31. Case of Yuffie
32. Case of Nanaki
33. Case of Shinra
Three novellas filling in a gap in the timeline of Final Fantasy 7. Pretty quick reads, and worth a look if you’re a fan of the series, though they’re only available in English through fan translation online.
34. Faust Part I (Johann Wolfgang von Goethe)
Dr. Faust despairs of life and his inability to find satisfaction in his lifelong studies, so he decides to make a wager with the devil Mephistopheles: if Mephistopheles can provide him with that one moment of complete fulfilment, he can take Faust’s soul to hell for eternity. But then Faust meets an innocent young girl called Gretchen, and things start to become catastrophic.
This is a bit different from the traditional legends of Faust, but still incredibly good, though I could be a bit biased because I love the Faust story in general. Faust as a character kind of annoys me with his constant wondering about whether he’s doing the right thing (he’s usually not), which could explain why I like Mephistopheles and his sarcasm so much.
35. Wie kommt das Salz ins Meer (Brigitte Schwaiger)
This is the semi-autobiographical story of a young woman who gets married despite her misgivings and the awareness that comes to her through this, especially of what is expected of women in the time/place the story is set in (about 1970s in Austria). I read this as part of a course on gender and identity in post-war Germany and found I really clicked with a lot of the things it mentions or alludes to, so I’m glad it was recommended or I might not have heard of it, especially as it seems to be out of print now.
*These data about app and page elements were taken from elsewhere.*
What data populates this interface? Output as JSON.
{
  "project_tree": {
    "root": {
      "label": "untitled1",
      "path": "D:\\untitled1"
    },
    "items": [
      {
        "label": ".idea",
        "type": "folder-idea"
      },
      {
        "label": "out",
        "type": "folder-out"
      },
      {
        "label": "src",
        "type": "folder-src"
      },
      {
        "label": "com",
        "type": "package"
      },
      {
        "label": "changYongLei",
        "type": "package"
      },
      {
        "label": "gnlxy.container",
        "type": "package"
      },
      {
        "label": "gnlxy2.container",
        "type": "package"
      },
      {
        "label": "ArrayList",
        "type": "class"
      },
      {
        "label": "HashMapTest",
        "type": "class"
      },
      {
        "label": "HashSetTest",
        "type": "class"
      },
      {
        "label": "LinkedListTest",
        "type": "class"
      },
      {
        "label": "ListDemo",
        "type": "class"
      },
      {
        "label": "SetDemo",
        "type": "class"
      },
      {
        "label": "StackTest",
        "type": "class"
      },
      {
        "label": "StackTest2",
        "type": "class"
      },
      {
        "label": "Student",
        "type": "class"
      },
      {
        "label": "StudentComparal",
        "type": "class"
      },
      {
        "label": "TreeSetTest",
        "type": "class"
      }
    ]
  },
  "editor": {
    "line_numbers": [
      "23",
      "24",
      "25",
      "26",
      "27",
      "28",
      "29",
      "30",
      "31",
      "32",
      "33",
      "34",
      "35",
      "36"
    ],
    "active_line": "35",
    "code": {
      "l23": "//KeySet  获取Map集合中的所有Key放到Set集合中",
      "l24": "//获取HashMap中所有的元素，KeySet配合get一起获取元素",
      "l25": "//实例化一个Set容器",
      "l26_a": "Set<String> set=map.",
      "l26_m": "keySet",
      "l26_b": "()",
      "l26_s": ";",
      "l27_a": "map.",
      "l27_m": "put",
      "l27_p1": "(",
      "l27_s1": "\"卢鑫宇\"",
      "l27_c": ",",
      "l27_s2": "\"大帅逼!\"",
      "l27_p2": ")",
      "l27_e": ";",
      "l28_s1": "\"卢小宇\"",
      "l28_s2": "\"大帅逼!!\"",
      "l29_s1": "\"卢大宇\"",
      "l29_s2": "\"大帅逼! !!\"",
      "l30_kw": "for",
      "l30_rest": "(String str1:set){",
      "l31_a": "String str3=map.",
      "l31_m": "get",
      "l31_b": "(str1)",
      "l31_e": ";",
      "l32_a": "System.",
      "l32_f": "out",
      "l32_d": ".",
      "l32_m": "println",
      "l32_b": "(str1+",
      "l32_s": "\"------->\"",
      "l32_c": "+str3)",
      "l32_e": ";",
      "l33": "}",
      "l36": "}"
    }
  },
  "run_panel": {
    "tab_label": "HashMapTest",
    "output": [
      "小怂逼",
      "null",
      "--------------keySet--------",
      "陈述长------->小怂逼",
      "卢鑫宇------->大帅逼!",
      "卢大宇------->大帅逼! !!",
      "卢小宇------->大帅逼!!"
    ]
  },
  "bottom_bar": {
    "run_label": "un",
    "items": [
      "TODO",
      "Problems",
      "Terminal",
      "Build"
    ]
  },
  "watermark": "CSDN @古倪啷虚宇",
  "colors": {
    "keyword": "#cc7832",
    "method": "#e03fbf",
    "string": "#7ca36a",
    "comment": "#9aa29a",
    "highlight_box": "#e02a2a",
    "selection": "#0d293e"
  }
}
36. Hermann and Dorothea (Johann Wolfgang von Goethe)
This is actually a very long epic poem, telling the story of how Hermann meets a refugee called Dorothea as she passes through the town with her people and how he immediately decides to marry her, despite his father’s refusal to allow it. This was a pretty quick read, but I was fairly neutral about it- it’s an OK piece, but not one of my favourites.
37. Herr Mautz (Sibylle Berg)
Mr Mautz is about to die. He sits alone in his hotel room somewhere in Asia and reflects on his life, whilst the cockroaches waiting for him to die get impatient and figures from his past make appearances to let the audience know that it didn’t all happen exactly as Mautz remembers it.
This play is really surreal and I’m not sure that there’s a translation- I’ve heard it’s not even performed that often. I found out about it because I’m actually going to be in a production of it as some of the smaller roles. It’s a fairly short play, but very funny in places (especially as Mautz is actually a pretty bad guy, and the contradictions are huge in most cases), and worth checking out.
38. Novelle (Goethe)
This was a reread, but the first time I’d read it in English. It’s pretty short, as the title suggests, and it’s OK but not my favourite work by Goethe. Man and nature in conflict and eventually being reconciled, but other than that, not an awful lot happens to be honest.
39. Howl’s Moving Castle (Diana Wynne Jones)
Sophie has resigned herself to a boring life in the hat shop until she’s suddenly turned into an old woman by the Witch of the Waste. In shock, she flees and ends up taking up residence in the castle of the Wizard Howl, a supposedly evil man who apparently eats the hearts of young innocent girls, and making a deal with Calcifer, the fire demon under Howl’s control- if she can break his contract with Howl, he’ll break the spell on her.
I’ve been meaning to read this ever since I saw the film a couple of years ago, and I really enjoyed it. I’ll definitely be trying to get hold of the other books in the series when I’m slightly less hard up!
40. War and Genocide: A Concise History of the Holocaust (Doris L. Bergen)
This was a book suggested as background reading for a course that I’m taking at uni. It’s not very long- about 200 pages- and covers not only the Holocaust during the war years but also the events leading up to it beforehand. Whether or not you read many history books, I’d definitely recommend this book because it makes the information so accessible, even to people who aren’t really historians (like me).
My challenge ends at the end of January, and I still have a little way to go thanks to real life getting in the way! Still, fingers crossed I should be able to make it!